Having a plastic surgery procedure requires physical and emotional support. A support
system built of understanding and able friends and family is a must following surgery.
When it comes to your cosmetic procedure, being realistic about your outcome is
a high-priority conversation you should always have with your plastic surgeon. It
is of utmost importance for a patient to understand what surgery is capable of
changing and to what degree. If you expect something that is impossible to
achieve, you are setting yourself up for failure.
Your mental and emotional health is of utmost importance.
Anyone who has a current, untreated psychological diagnosis is not a candidate
for plastic surgery. That doesn’t mean that if a person does have a diagnosis,
they cannot have surgery ever, but they should be being treated for the disorder
and they should discuss the idea of having plastic surgery at length with their
psychologist first. Make sure your psychologist is involved in the entire process of
the procedure—before, during, and after.
In a previous post I discussed the importance of receiving quality care, and that
you’ll ultimately get what you pay for. I include a detailed average price list for all
common procedures in my book, “Making the Cut.” Your quote might be slightly

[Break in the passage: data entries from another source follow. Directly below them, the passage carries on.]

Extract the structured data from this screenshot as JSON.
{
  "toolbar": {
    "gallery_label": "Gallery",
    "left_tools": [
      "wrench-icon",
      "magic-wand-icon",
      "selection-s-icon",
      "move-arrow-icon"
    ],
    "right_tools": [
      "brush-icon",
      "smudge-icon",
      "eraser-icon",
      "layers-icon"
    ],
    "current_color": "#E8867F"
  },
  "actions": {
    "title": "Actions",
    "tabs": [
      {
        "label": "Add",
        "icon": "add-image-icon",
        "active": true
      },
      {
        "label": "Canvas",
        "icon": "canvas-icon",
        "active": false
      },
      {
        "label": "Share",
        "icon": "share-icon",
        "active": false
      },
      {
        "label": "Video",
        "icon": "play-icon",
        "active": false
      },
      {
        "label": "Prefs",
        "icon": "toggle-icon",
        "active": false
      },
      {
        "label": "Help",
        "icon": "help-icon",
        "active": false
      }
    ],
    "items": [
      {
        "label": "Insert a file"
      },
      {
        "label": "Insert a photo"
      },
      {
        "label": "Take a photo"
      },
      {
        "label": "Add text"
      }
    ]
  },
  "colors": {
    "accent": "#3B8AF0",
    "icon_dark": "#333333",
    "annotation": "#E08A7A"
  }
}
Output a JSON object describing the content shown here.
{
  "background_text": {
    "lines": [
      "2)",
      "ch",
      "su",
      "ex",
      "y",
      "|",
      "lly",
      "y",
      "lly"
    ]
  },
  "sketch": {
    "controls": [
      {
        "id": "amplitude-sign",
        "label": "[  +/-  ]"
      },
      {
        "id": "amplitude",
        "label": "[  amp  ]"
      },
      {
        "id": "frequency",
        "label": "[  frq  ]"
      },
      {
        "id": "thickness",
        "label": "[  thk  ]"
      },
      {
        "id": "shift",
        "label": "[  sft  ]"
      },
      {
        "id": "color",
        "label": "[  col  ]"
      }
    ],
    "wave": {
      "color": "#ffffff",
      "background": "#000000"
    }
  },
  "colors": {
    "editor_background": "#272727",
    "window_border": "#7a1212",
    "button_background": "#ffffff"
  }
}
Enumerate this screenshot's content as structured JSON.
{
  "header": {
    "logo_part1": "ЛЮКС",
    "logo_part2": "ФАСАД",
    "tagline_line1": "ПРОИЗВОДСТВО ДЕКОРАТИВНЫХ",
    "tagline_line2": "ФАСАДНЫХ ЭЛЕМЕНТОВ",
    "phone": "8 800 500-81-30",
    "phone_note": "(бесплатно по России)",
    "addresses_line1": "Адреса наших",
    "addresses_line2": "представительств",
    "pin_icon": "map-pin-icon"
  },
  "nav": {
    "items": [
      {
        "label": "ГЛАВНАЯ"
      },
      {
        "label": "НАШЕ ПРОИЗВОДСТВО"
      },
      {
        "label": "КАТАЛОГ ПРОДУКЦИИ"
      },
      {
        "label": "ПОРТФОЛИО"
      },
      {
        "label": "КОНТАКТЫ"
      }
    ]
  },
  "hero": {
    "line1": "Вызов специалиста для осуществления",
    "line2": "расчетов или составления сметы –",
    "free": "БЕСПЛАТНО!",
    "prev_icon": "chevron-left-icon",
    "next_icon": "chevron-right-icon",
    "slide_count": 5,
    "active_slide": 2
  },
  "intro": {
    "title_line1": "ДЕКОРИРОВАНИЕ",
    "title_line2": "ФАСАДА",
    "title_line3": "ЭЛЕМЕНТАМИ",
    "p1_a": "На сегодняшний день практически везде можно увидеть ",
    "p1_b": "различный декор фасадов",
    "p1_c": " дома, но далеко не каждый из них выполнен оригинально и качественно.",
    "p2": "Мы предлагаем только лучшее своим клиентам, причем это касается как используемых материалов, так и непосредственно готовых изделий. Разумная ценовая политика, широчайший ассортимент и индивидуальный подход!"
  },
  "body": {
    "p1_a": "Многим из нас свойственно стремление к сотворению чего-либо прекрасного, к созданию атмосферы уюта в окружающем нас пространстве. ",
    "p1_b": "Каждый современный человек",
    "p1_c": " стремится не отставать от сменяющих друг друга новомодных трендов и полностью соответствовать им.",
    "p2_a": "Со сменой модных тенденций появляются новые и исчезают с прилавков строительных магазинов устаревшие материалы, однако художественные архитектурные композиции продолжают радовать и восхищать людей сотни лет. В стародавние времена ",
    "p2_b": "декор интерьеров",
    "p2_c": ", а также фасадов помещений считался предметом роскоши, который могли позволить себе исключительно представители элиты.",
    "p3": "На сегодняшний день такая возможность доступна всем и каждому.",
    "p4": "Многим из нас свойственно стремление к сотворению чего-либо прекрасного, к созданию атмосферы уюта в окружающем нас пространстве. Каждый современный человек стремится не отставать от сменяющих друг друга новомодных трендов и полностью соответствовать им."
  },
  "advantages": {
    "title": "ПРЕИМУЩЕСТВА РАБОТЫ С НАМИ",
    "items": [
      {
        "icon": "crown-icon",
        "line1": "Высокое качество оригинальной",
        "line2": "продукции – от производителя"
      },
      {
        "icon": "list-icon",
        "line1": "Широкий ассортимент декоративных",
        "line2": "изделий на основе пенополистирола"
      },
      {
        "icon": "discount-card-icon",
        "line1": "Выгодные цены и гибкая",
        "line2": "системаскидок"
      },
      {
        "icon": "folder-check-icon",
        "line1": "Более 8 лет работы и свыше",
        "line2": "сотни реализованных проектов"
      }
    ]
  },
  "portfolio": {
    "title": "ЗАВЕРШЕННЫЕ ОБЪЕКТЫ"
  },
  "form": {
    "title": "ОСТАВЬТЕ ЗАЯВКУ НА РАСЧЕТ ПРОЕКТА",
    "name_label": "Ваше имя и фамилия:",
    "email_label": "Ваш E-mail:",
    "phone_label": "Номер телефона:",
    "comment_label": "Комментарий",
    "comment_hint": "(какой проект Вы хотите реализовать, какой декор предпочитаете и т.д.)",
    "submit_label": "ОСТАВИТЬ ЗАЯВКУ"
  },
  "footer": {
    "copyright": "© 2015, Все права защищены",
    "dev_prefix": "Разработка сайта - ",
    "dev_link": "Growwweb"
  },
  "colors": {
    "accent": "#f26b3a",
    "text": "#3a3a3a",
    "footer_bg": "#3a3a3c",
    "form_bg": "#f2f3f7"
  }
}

higher or lower, but a warning sign is if something is much lower than the